When Bob finishes venting, you explain that Ying was in a car accident and has been on sick leave for two and a half weeks. You immediately apologise for the firm’s oversight and failure to divert her phone calls, adding that you forwarded an email to Ying only this morning so that you can guarantee her ‘out of office’ reply is active. Bob, however, is old school and uses Australia Post or fax rather than email.
Believing you are making excuses for your colleague, Bob snaps back that he is “not interested in empty placations but rather workable solutions”. He stops, breathes and asks point blank, “Why am I always the mug that has to deal with idiots? What are you going to do to fix this mess?” Thankfully, at that moment, Bob’s mobile rings. He looks at the caller ID and tells you it is an important call; you offer to return in five minutes to continue the discussion.
You go straight to your office and access the ‘Credit Policies and Processes Manual’ which are available on the portal.

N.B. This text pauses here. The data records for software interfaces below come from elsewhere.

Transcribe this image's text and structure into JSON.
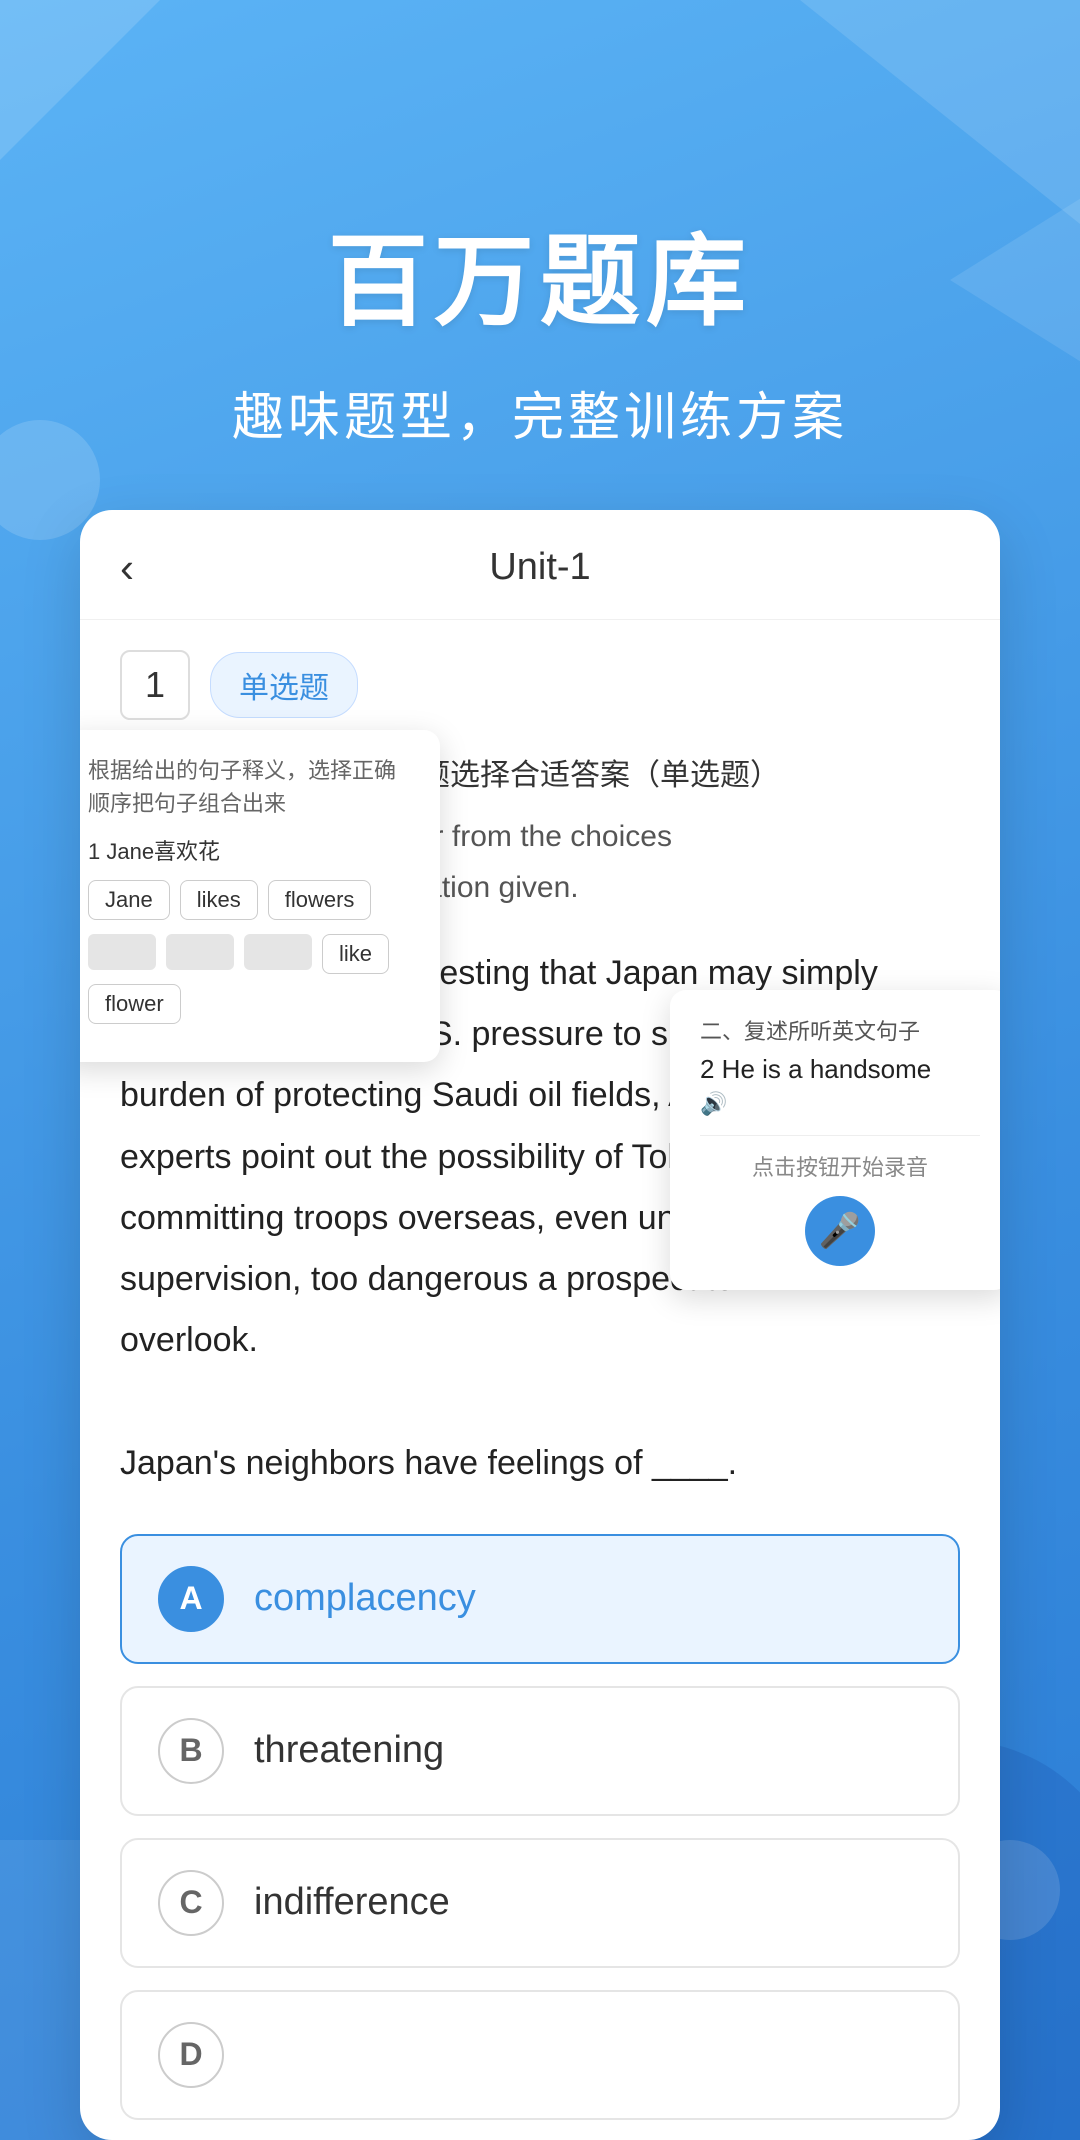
{
  "app": {
    "background_color": "#4A9EE8"
  },
  "hero": {
    "title": "百万题库",
    "subtitle": "趣味题型，完整训练方案"
  },
  "card": {
    "back_label": "‹",
    "title": "Unit-1",
    "question_number": "1",
    "question_type": "单选题",
    "instruction_zh": "根据题目，从给出的选项中选择合适答案（单选题）",
    "instruction_en": "Choose the best answer from the choices according to the information given.",
    "question_body": "There are signs suggesting that Japan may simply be succumbing to U.S. pressure to share the burden of protecting Saudi oil fields, Asian experts point out the possibility of Tokyo's committing troops overseas, even under U.S. supervision, too dangerous a prospect to overlook.\n\nJapan's neighbors have feelings of ____.",
    "options": [
      {
        "letter": "A",
        "text": "complacency",
        "selected": true
      },
      {
        "letter": "B",
        "text": "threatening",
        "selected": false
      },
      {
        "letter": "C",
        "text": "indifference",
        "selected": false
      },
      {
        "letter": "D",
        "text": "",
        "selected": false
      }
    ]
  },
  "popup_sentence": {
    "instruction": "根据给出的句子释义，选择正确顺序把句子组合出来",
    "sentence_label": "1 Jane喜欢花",
    "words": [
      "Jane",
      "likes",
      "flowers"
    ],
    "answer_words": [
      "like"
    ],
    "flower_chip": "flower"
  },
  "popup_audio": {
    "section_label": "二、复述所听英文句子",
    "sentence": "2 He is a handsome",
    "audio_icon": "🔊",
    "record_label": "点击按钮开始录音"
  }
}
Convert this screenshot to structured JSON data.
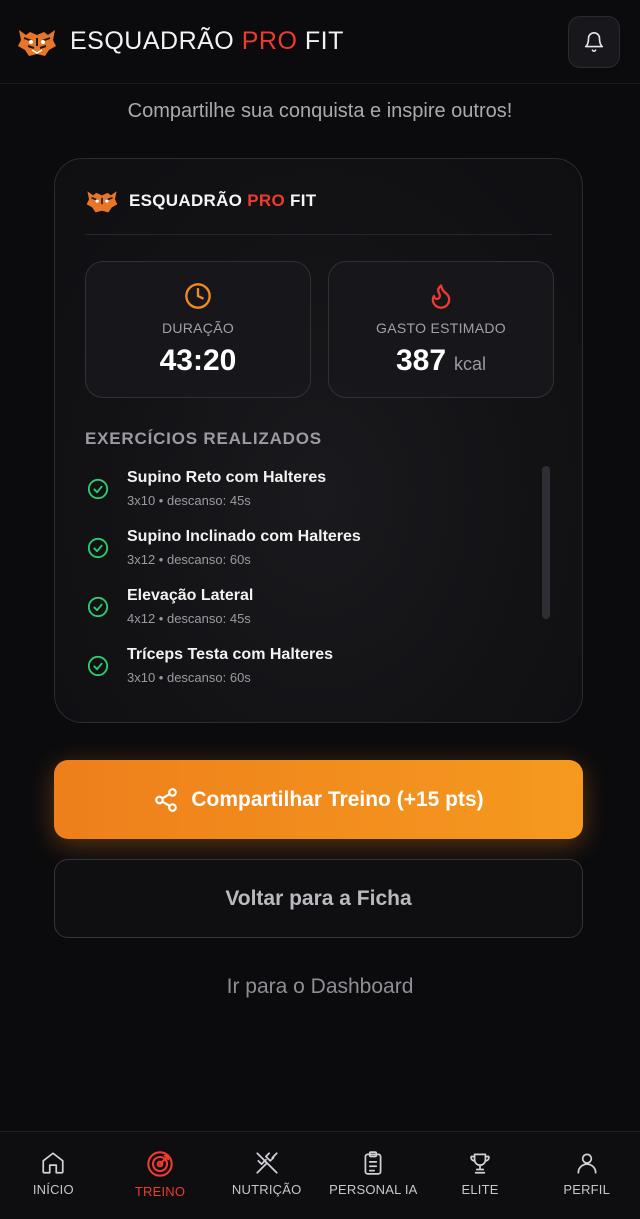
{
  "header": {
    "brand_a": "ESQUADRÃO",
    "brand_pro": "PRO",
    "brand_b": "FIT",
    "logo_icon": "tiger-logo-icon",
    "bell_icon": "bell-icon"
  },
  "subtitle": "Compartilhe sua conquista e inspire outros!",
  "card": {
    "brand_a": "ESQUADRÃO",
    "brand_pro": "PRO",
    "brand_b": "FIT",
    "duration": {
      "label": "DURAÇÃO",
      "value": "43:20",
      "icon": "clock-icon"
    },
    "calories": {
      "label": "GASTO ESTIMADO",
      "value": "387",
      "unit": "kcal",
      "icon": "flame-icon"
    },
    "section_title": "EXERCÍCIOS REALIZADOS",
    "exercises": [
      {
        "name": "Supino Reto com Halteres",
        "meta": "3x10 • descanso: 45s"
      },
      {
        "name": "Supino Inclinado com Halteres",
        "meta": "3x12 • descanso: 60s"
      },
      {
        "name": "Elevação Lateral",
        "meta": "4x12 • descanso: 45s"
      },
      {
        "name": "Tríceps Testa com Halteres",
        "meta": "3x10 • descanso: 60s"
      }
    ]
  },
  "actions": {
    "share_label": "Compartilhar Treino (+15 pts)",
    "back_label": "Voltar para a Ficha",
    "dashboard_label": "Ir para o Dashboard"
  },
  "nav": {
    "items": [
      {
        "label": "INÍCIO",
        "icon": "home-icon"
      },
      {
        "label": "TREINO",
        "icon": "target-icon",
        "active": true
      },
      {
        "label": "NUTRIÇÃO",
        "icon": "utensils-icon"
      },
      {
        "label": "PERSONAL IA",
        "icon": "clipboard-icon"
      },
      {
        "label": "ELITE",
        "icon": "trophy-icon"
      },
      {
        "label": "PERFIL",
        "icon": "user-icon"
      }
    ]
  },
  "colors": {
    "accent_red": "#ef3b2d",
    "accent_orange": "#f59a1f",
    "check_green": "#2ecc71",
    "background": "#0b0b0d"
  }
}
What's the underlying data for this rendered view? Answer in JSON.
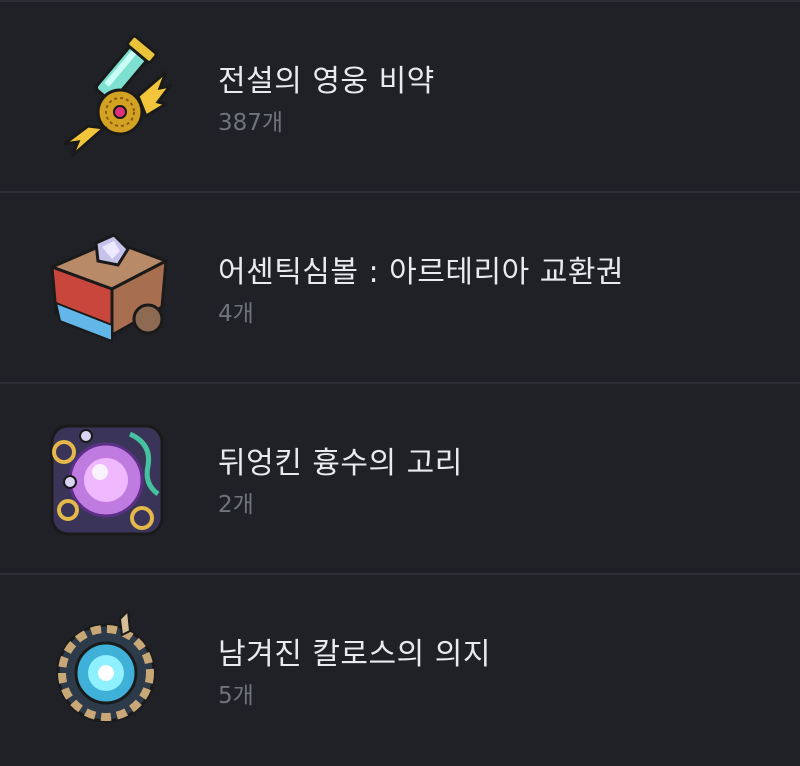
{
  "items": [
    {
      "name": "전설의 영웅 비약",
      "count": "387개",
      "icon": "potion-wing-icon"
    },
    {
      "name": "어센틱심볼 : 아르테리아 교환권",
      "count": "4개",
      "icon": "symbol-box-icon"
    },
    {
      "name": "뒤엉킨 흉수의 고리",
      "count": "2개",
      "icon": "tangled-orb-icon"
    },
    {
      "name": "남겨진 칼로스의 의지",
      "count": "5개",
      "icon": "kalos-will-icon"
    }
  ],
  "colors": {
    "background": "#1f2127",
    "divider": "#2c2f36",
    "name_text": "#e9eaee",
    "count_text": "#70737b"
  }
}
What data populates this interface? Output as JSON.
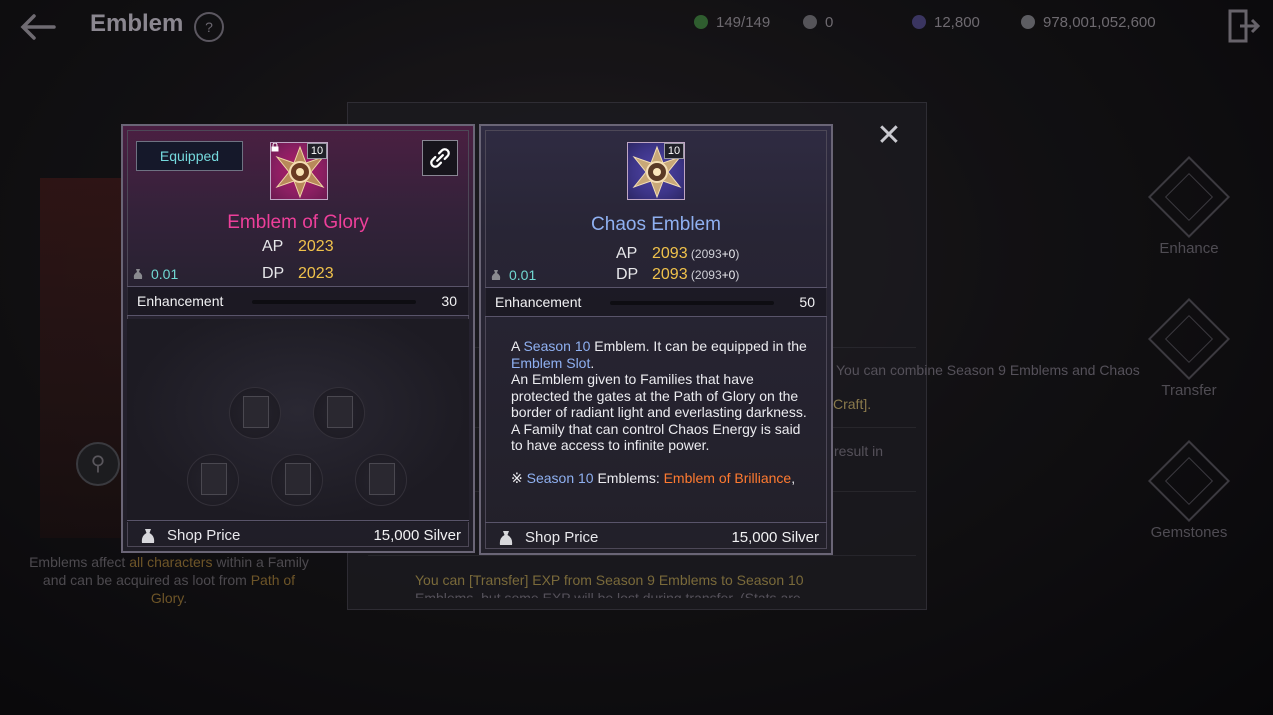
{
  "header": {
    "title": "Emblem",
    "resources": [
      {
        "name": "stamina",
        "value": "149/149",
        "color": "#2f5d2f"
      },
      {
        "name": "crystal",
        "value": "0",
        "color": "#6a6a70"
      },
      {
        "name": "gem",
        "value": "12,800",
        "color": "#3a3560"
      },
      {
        "name": "silver",
        "value": "978,001,052,600",
        "color": "#707070"
      }
    ]
  },
  "background": {
    "panel_lines": [
      "You can combine Season 9 Emblems and Chaos",
      "Craft].",
      "result in",
      "You can [Transfer] EXP from Season 9 Emblems to Season 10",
      "Emblems, but some EXP will be lost during transfer. (Stats are"
    ],
    "left_note_1": "Emblems affect ",
    "left_note_hl1": "all characters",
    "left_note_2": " within a Family and can be acquired as loot from ",
    "left_note_hl2": "Path of Glory",
    "left_note_3": "."
  },
  "actions": [
    {
      "label": "Enhance",
      "icon": "enhance-icon"
    },
    {
      "label": "Transfer",
      "icon": "transfer-icon"
    },
    {
      "label": "Gemstones",
      "icon": "gemstones-icon"
    }
  ],
  "left_card": {
    "badge": "Equipped",
    "level": "10",
    "name": "Emblem of Glory",
    "ap_label": "AP",
    "ap_value": "2023",
    "dp_label": "DP",
    "dp_value": "2023",
    "weight": "0.01",
    "enhancement_label": "Enhancement",
    "enhancement_value": "30",
    "enhancement_fraction": 0.0,
    "shop_label": "Shop Price",
    "shop_value": "15,000 Silver",
    "slots_locked": 5
  },
  "right_card": {
    "level": "10",
    "name": "Chaos Emblem",
    "ap_label": "AP",
    "ap_value": "2093",
    "ap_sub_open": " (2093",
    "ap_sub_plus": "+0",
    "ap_sub_close": ")",
    "dp_label": "DP",
    "dp_value": "2093",
    "dp_sub_open": " (2093",
    "dp_sub_plus": "+0",
    "dp_sub_close": ")",
    "weight": "0.01",
    "enhancement_label": "Enhancement",
    "enhancement_value": "50",
    "enhancement_fraction": 0.0,
    "desc_a": "A ",
    "desc_season": "Season 10",
    "desc_b": " Emblem. It can be equipped in the ",
    "desc_slot": "Emblem Slot",
    "desc_c": ".",
    "desc_body": "An Emblem given to Families that have protected the gates at the Path of Glory on the border of radiant light and everlasting darkness. A Family that can control Chaos Energy is said to have access to infinite power.",
    "desc_note_mark": "※ ",
    "desc_note_season": "Season 10",
    "desc_note_mid": " Emblems: ",
    "desc_note_item": "Emblem of Brilliance",
    "desc_note_end": ",",
    "shop_label": "Shop Price",
    "shop_value": "15,000 Silver"
  }
}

You read the ‘Code of Conduct’ to determine what is expected of both you and Ying as financial advisers. You also search the document for two key words; ‘dispute’ and ‘complaint’.
The computer does not return any hits for either word. Given the time limit, you resign yourself to having to remember basic dispute resolution protocols from last week’s in-house training session. You analyse the situation as you know it and prepare yourself to continue dealing with the complaint.
iii. What are the key issues and how are you going to address them? Consider Ying’s actions, Bob’s expectations, Bob’s and Ying’s rights, basic dispute resolution procedures, and opportunities you can develop to enhance the quality of service your firm provides.
(b) When you return to the conference room, Bob demands you give him Ying’s contact number because his complaint is with her and not with you.
(c) Write an email to Millicent to document how you handled this matter (take a screen shot of the email to fulfil this aspect ensuring you include the email address it is being sent from). Also identify ways that you believe the office’s processes and standards can be improved as a result of the issues Bob raised.
(d) How did you monitor Bob’s level of satisfaction during your conversation? What signs did you look for to determine whether Bob left a satisfied customer?
Legislative and Regulatory Frameworks in Mortgage Broking